INBHIR NIS: Inbhir Nis 's Am Bànath

2000an

co-labhairtean; eilthireachd; claistinneach

Am Baile

Scotland's Global Impact

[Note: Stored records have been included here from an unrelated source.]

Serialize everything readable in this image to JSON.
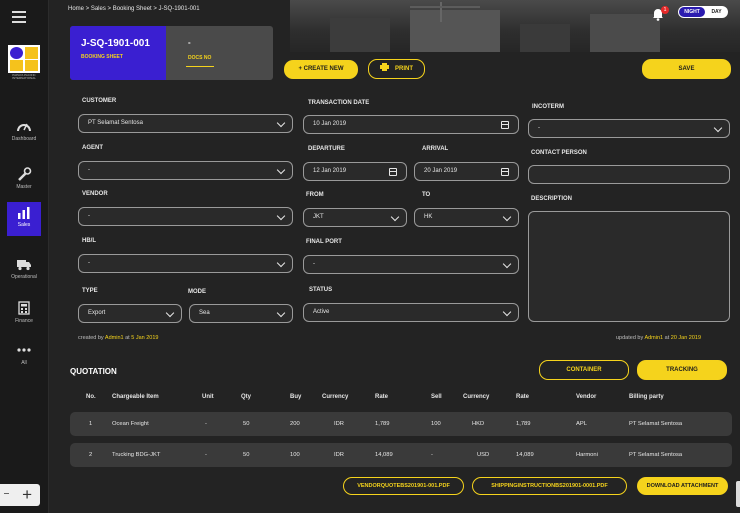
{
  "breadcrumb": "Home > Sales > Booking Sheet > J-SQ-1901-001",
  "theme_toggle": {
    "night": "NIGHT",
    "day": "DAY"
  },
  "notifications": {
    "count": "1"
  },
  "logo": {
    "caption": "PAPAYA PACIFIC INTERNATIONAL"
  },
  "sidebar": {
    "items": [
      {
        "label": "Dashboard",
        "icon": "gauge-icon"
      },
      {
        "label": "Master",
        "icon": "wrench-icon"
      },
      {
        "label": "Sales",
        "icon": "chart-icon"
      },
      {
        "label": "Operational",
        "icon": "truck-icon"
      },
      {
        "label": "Finance",
        "icon": "calculator-icon"
      },
      {
        "label": "All",
        "icon": "more-icon"
      }
    ],
    "bottom_button": "+"
  },
  "doc": {
    "number": "J-SQ-1901-001",
    "type": "BOOKING SHEET",
    "docs_value": "-",
    "docs_label": "DOCS NO"
  },
  "actions": {
    "create_new": "+ CREATE NEW",
    "print": "PRINT",
    "save": "SAVE"
  },
  "form": {
    "customer": {
      "label": "CUSTOMER",
      "value": "PT Selamat Sentosa"
    },
    "agent": {
      "label": "AGENT",
      "value": "-"
    },
    "vendor": {
      "label": "VENDOR",
      "value": "-"
    },
    "hbl": {
      "label": "HB/L",
      "value": "-"
    },
    "type": {
      "label": "TYPE",
      "value": "Export"
    },
    "mode": {
      "label": "MODE",
      "value": "Sea"
    },
    "transaction_date": {
      "label": "TRANSACTION DATE",
      "value": "10 Jan 2019"
    },
    "departure": {
      "label": "DEPARTURE",
      "value": "12 Jan 2019"
    },
    "arrival": {
      "label": "ARRIVAL",
      "value": "20 Jan 2019"
    },
    "from": {
      "label": "FROM",
      "value": "JKT"
    },
    "to": {
      "label": "TO",
      "value": "HK"
    },
    "final_port": {
      "label": "FINAL PORT",
      "value": "-"
    },
    "status": {
      "label": "STATUS",
      "value": "Active"
    },
    "incoterm": {
      "label": "INCOTERM",
      "value": "-"
    },
    "contact_person": {
      "label": "CONTACT PERSON",
      "value": ""
    },
    "description": {
      "label": "DESCRIPTION",
      "value": ""
    }
  },
  "meta": {
    "created_prefix": "created by",
    "created_user": "Admin1",
    "created_at_word": "at",
    "created_date": "5 Jan 2019",
    "updated_prefix": "updated by",
    "updated_user": "Admin1",
    "updated_at_word": "at",
    "updated_date": "20 Jan 2019"
  },
  "quotation": {
    "title": "QUOTATION",
    "container_button": "CONTAINER",
    "tracking_button": "TRACKING",
    "columns": [
      "No.",
      "Chargeable Item",
      "Unit",
      "Qty",
      "Buy",
      "Currency",
      "Rate",
      "Sell",
      "Currency",
      "Rate",
      "Vendor",
      "Billing party"
    ],
    "rows": [
      [
        "1",
        "Ocean Freight",
        "-",
        "50",
        "200",
        "IDR",
        "1,789",
        "100",
        "HKD",
        "1,789",
        "APL",
        "PT Selamat Sentosa"
      ],
      [
        "2",
        "Trucking BDG-JKT",
        "-",
        "50",
        "100",
        "IDR",
        "14,089",
        "-",
        "USD",
        "14,089",
        "Harmoni",
        "PT Selamat Sentosa"
      ]
    ]
  },
  "documents": {
    "file1": "VENDORQUOTEBS201901-001.PDF",
    "file2": "SHIPPINGINSTRUCTIONBS201901-0001.PDF",
    "download": "DOWNLOAD ATTACHMENT"
  },
  "colors": {
    "accent": "#f5d31c",
    "brand": "#3a1fd1",
    "background": "#232323",
    "danger": "#e62929"
  }
}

Mar phàirt de Thilleadh Dhachaigh 2009, chaidh co-labhairt eadar-nàiseanta trì latha - Buaidh Chruinneil na h-Alba - a chumail ann an Taigh-chluiche Eden Court, Inbhir Nis, bho 22-24 Dàmhair. Thàinig sgoilearan, eachdraichean is eòlaichean eile còmhla gus deasbaireachd fhallain a bhrosnachadh mu eachdraidh imrich agus a' bhuaidh a bha aig muinntir na h-Alba thall-thairis. <br /> <br /> Rinn Am Baile agallamhan le grunn luchd-labhairt rè na co-labhairt. San earrainn chlaistinnich seo, tha an Proifeasair Eric Richards a' freagairt na ceiste: <br /> <br /> "Am b'urrainn dhut innse dè na rudan a tha coltach/eadar-dhealaichte eadar eòlas an eilthirich an-diugh agus, can, tràth san 19mh linn?"<br /> <br /> 'Well, the thing about emigration is that it is an enormous phenomenon and it contains millions of lives, so it depends what you're talking about. In the early nineteenth century there are increasing mass migration out of Britain, from all parts, and it eventually builds up to very large numbers indeed. In the early nineteenth century we have many rural folk leaving Britain and quite a - an increasing number of urban people leaving. Now, some of those rural folk, from the Highlands who I've looked at coming into Australia, really were very wealthy people, very tough characters, very entrepreneurial captains of rural industry; pretty pushy characters, in fact, many of them. Others were perfectly ordinary, middle of the road people from rural Scotland, rural Ireland. Some were extremely poor and they were - I would call economic refugees - who collected up in the mid-nineteenth century by the Highlands and Islands Emigration Society. Some of them have to be fed properly and especially to acclimatise them - prepare them for the journey - and they are extremely, in extremely poor condition, travelling to Australia, and they arrive in conditions which are really very difficult. <br /> <br /> And it occurred to me at once stage that they were not entirely unlike some of the mid-twentieth or the late-twentieth century migrants coming to Australia, and elsewhere, as boat people; that they are so poor, they are so poorly looked upon by many people who are receiving them, they receive such a frigid reception, and they have such tough times, that they are rather similar to some of those coming in these days as boat people, as refugees from awful circumstances. But that's a tiny narrow segment of the colossal- You know, we're talking about fifty two million people leaving Europe over the long century so it's a massive story.'<br /> <br /> <br /> EACHDRAIDH-BEATHA<br /> <br /> 'S e Proifeasair de dh'Eachdraidh aig Oilthigh Flinders, Adelaide a th' ann an Eric Richards, a bha a' teagasg roimhe aig Oilthighean Shruighlea agus Adelaide. 'S e a chuspair sònraichte na Fuadaichean Gàidhealach agus choisinn a leabhar, air eachdraidh-beatha Phàdraig Sellar, cliù agus duais Leabhar Eachdraidh na Bliadhna (1999). 'S e na leabhraichean as ùire aige 'Britiannia's Children. Emigration from England, Scotland, Wales and Ireland since 1600', (Lunnainn agus New York, Hambledon agus Lunnainn, 2004); 'Debating the Highland Clearances' (Press Oilthigh Dhùin Èidinn 2007) agus 'Destination Australia: Migration since 1901' (Sydney: Press Oilthigh New South Wales 2008).<br /> <br /> Ìomhaigh: Susy Macaulay